• What you should do
Match on the string "Deflection" in the entries below and return every matching line.

#### Exercise data ####

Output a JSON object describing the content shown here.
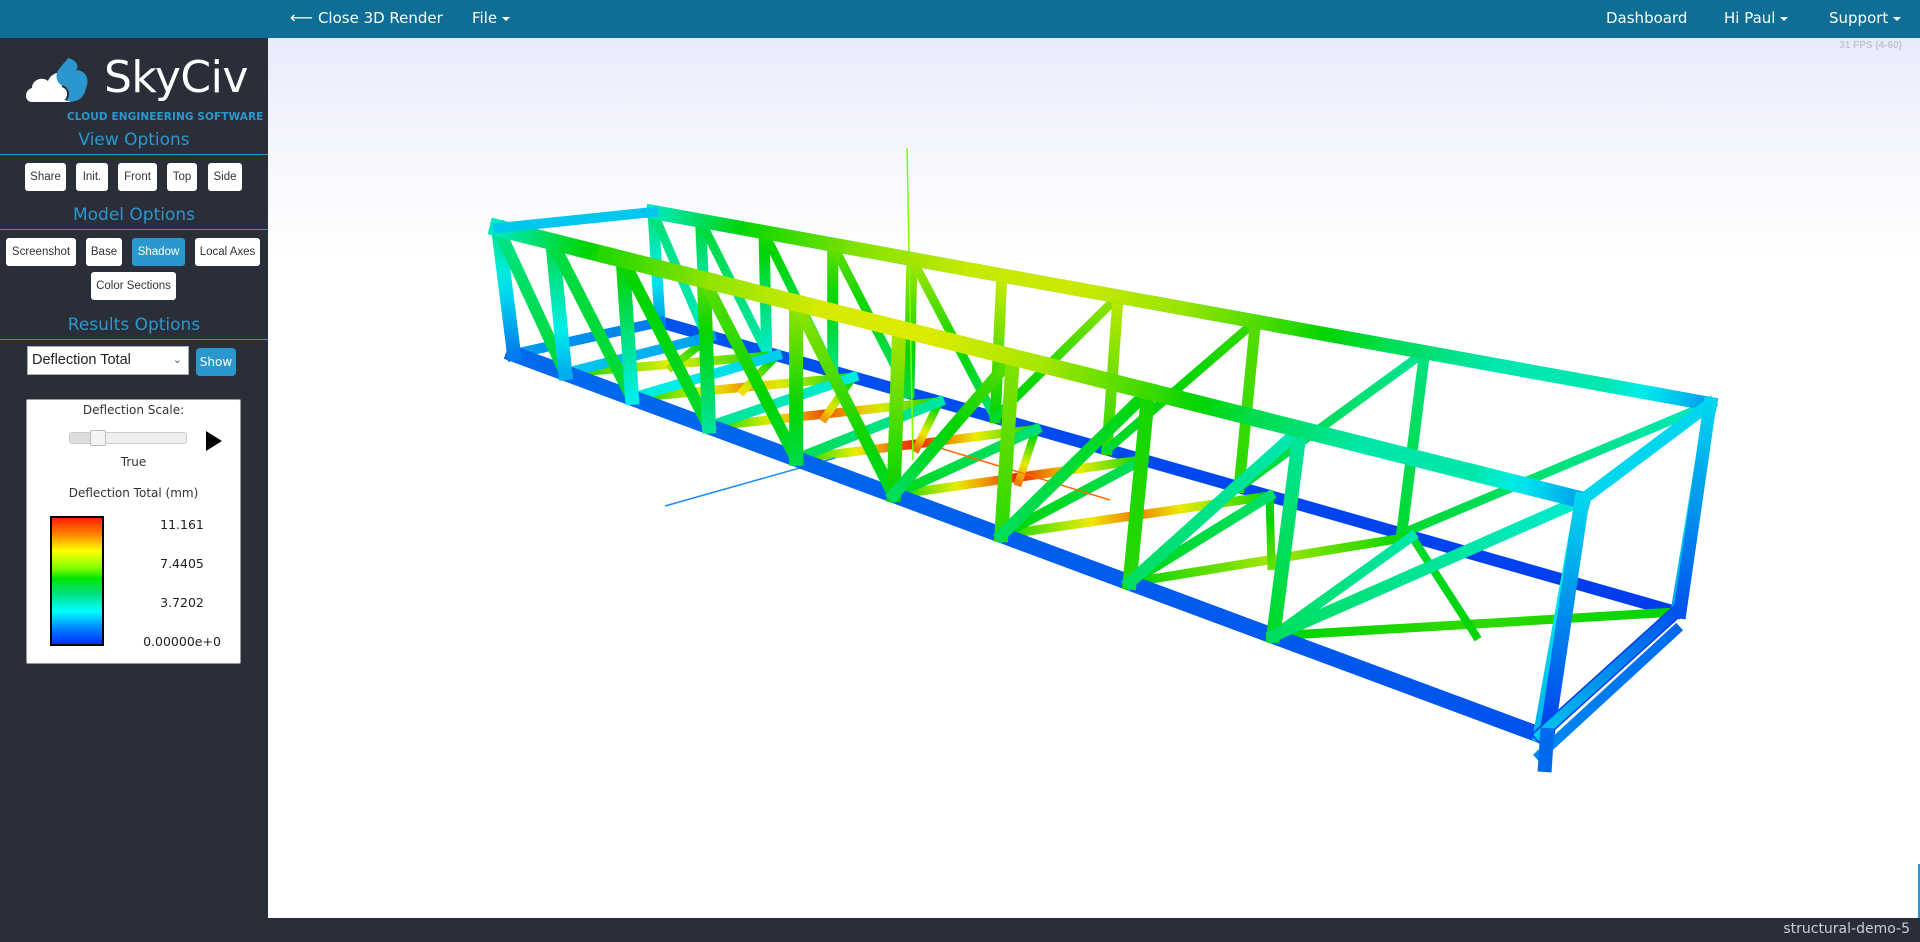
{
  "topbar": {
    "close_label": "Close 3D Render",
    "close_icon": "arrow-left-icon",
    "file_label": "File",
    "dashboard_label": "Dashboard",
    "user_label": "Hi Paul",
    "support_label": "Support"
  },
  "logo": {
    "name": "SkyCiv",
    "tagline": "CLOUD ENGINEERING SOFTWARE"
  },
  "view_options": {
    "title": "View Options",
    "buttons": [
      "Share",
      "Init.",
      "Front",
      "Top",
      "Side"
    ]
  },
  "model_options": {
    "title": "Model Options",
    "buttons": [
      "Screenshot",
      "Base",
      "Shadow",
      "Local Axes",
      "Color Sections"
    ],
    "active": "Shadow"
  },
  "results_options": {
    "title": "Results Options",
    "selected_result": "Deflection Total",
    "show_label": "Show"
  },
  "legend": {
    "scale_label": "Deflection Scale:",
    "scale_value_label": "True",
    "scale_slider_fraction": 0.2,
    "title": "Deflection Total (mm)",
    "ticks": [
      "11.161",
      "7.4405",
      "3.7202",
      "0.00000e+0"
    ],
    "max": 11.161,
    "min": 0,
    "colors": [
      "#0030ff",
      "#00ffff",
      "#00e400",
      "#ffff00",
      "#ff2000"
    ]
  },
  "viewport": {
    "fps": "31 FPS (4-60)"
  },
  "footer": {
    "project_name": "structural-demo-5"
  }
}
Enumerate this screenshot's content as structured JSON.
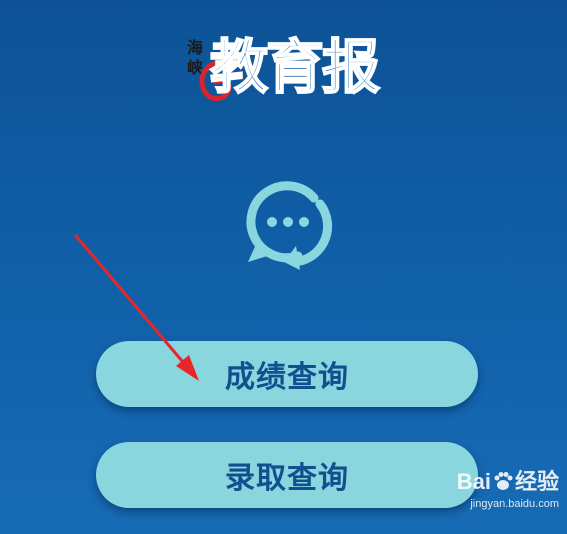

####

• Problem solution
    "selected_result": "Deflection Total",
    "scale_label": "Deflection Scale:",
    "title": "Deflection Total (mm)",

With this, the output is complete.